Immersed in his own suffering and guilt, Hilary only now realizes that he did not suffer alone. He agrees. In addition, he falls in love with Lady Kitty.
Unexpectedly, Kristel, to whom he tells all this, sharply resists his meetings with Ganner and Lady Kitty, begging him to resign and leave London. Feeling that she did not convince him, she admits that she loved Gunner twenty years ago, and on the night of the disaster, when Ann died, and Hilary survived, she consoled Gunner and came to his room and lost innocence with him. That’s why she refused to Arthur Fish, unable to reveal to him the past, and not because Hilary thought that there was nothing more precious for her than a brother, and he did not want this marriage in his heart.
Falling in love with Lady Kitty, Hilary Baird’s letter breaks off the engagement with Tommy, who under the influence of the minute promised to marry her, which Tommy strives with all his might, for he truly loves him.

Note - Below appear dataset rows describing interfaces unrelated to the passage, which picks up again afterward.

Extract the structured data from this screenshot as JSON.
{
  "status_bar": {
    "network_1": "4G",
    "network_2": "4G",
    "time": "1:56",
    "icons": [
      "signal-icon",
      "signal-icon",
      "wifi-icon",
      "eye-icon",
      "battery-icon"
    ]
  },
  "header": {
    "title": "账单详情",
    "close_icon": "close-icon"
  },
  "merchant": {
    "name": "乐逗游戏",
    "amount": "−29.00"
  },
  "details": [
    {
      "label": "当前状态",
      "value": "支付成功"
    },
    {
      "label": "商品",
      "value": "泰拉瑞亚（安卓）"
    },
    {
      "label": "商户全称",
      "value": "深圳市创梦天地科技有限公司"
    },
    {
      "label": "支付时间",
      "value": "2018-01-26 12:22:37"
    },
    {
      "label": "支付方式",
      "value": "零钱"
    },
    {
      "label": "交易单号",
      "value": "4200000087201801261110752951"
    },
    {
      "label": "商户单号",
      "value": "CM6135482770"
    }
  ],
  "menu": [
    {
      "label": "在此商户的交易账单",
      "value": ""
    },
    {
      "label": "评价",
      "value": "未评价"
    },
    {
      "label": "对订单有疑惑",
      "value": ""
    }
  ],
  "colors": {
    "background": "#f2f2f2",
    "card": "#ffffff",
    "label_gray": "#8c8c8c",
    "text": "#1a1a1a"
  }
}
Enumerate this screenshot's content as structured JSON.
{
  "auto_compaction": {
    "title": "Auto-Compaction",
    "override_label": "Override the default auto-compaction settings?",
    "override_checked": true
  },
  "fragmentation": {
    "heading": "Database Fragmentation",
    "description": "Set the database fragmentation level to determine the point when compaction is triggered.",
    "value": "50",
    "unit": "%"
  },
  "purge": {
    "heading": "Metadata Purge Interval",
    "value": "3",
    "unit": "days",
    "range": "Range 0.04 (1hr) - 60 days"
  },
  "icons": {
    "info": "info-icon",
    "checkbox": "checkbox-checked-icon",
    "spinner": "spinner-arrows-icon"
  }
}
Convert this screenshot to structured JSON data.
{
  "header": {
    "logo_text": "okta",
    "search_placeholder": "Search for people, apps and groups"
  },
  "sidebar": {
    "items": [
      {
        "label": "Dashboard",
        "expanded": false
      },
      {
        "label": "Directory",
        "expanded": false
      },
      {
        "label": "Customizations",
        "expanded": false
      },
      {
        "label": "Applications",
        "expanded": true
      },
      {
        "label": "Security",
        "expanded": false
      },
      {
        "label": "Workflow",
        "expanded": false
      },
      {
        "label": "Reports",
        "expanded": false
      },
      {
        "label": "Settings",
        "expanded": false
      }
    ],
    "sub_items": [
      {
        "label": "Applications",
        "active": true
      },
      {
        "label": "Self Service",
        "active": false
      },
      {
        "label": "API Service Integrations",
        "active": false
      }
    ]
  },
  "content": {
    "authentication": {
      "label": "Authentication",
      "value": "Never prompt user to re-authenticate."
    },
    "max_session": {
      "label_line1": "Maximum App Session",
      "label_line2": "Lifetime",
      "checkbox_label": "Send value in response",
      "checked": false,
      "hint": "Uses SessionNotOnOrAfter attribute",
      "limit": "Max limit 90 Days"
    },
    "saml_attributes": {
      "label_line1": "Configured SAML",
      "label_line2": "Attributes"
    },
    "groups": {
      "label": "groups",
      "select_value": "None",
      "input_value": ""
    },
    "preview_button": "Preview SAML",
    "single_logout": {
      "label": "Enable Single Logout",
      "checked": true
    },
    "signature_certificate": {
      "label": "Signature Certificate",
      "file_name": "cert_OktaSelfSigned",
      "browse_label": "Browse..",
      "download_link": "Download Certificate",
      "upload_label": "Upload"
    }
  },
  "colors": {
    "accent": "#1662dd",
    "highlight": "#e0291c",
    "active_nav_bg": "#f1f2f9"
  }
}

She does not want to come to terms with the rift, pursues his letters, comes to his house; he spends the night in a hotel, does not answer letters, and makes it clear in every way that everything is over between them.
The first conversation with Ganner does not lead to the desired result; Only after the meeting with Christel Ganner thawed and they were able to talk really; it seems to them that the conversation brought relief and the past slowly begins to let them go.
At the same time, the “case” of Hilary Bird begins to gradually break down. It turns out that Laura Impayette and Christopher are already in contact for a year, using Hilary as a screen. One day, Christopher and his friends pumped Hilary and Laura with drugs, she did not return home, her husband was looking for her from Hilary, and “on Thursday Laura arranges a loud clarification of the relationship between Freddie, Hilary and Christopher, as a result of which Hilary is denied at home, his Thursdays are released; and Christopher finally literally does what Hilary has repeatedly shouted at him: “Get out!” He moves out of the apartment.
Tommy also literally fulfills Hilary’s repeated wish to leave him alone: she comes to say goodbye, announcing that she is getting married.
Clifford Larre, learning from Hilary about Gunner and Kristel, takes this unexpectedly painful, rushes to the overthrown idol – Kristel – and insults her; Hilary overtakes him, there is a fight. When after a while Hilary comes to Clifford’s apartment, he learns from his heirs that Larr committed suicide.
Consoling Kristel, Hilary promises not to meet more with the Joyling, to go with her from London and settle down together somewhere in the rural wilderness. He only needs to see Lady Kitty for the last time, because he has already promised, and to say goodbye to her forever.
Their meeting takes place on the pier, not far from the Joyling house. Suddenly, embracing Kitty, Hilary sees Gunner. “I’ll kill him right now,” says Gunner, but Kitty falls from the pier. He jumps after her. She dies in the hospital from hypothermia – before the rescue boat arrived for too long stayed in the Thames ice-cold December water.
The newspapers did not have the name Hilary Byrd in connection with this story – he swam out himself, away from the boat. This time he did not tell Kristel everything. Twenty years ago, he admitted that Ann’s death hit her sister with all her weight, but when everything was so terrible, I realized that it was cruel to lay this load on her too. For the first time in his life, he separated Christel from himself. Kristel married Arthur.
Biscuit, having inherited the death of Lady Kitty, married, for Christopher.
Tommy repented that she had sent an anonymous letter to Hannar – that Hilary Baird was in love with his wife. “In her naivety, Tommy gave birth to a meeting, as a result of which Kitty died, Christelle married and a double eternal curse that ruined my life and the life of Ganner.”
Under the bells of Christmas bells, Tommy decisively tells Hilary that she intends to marry him.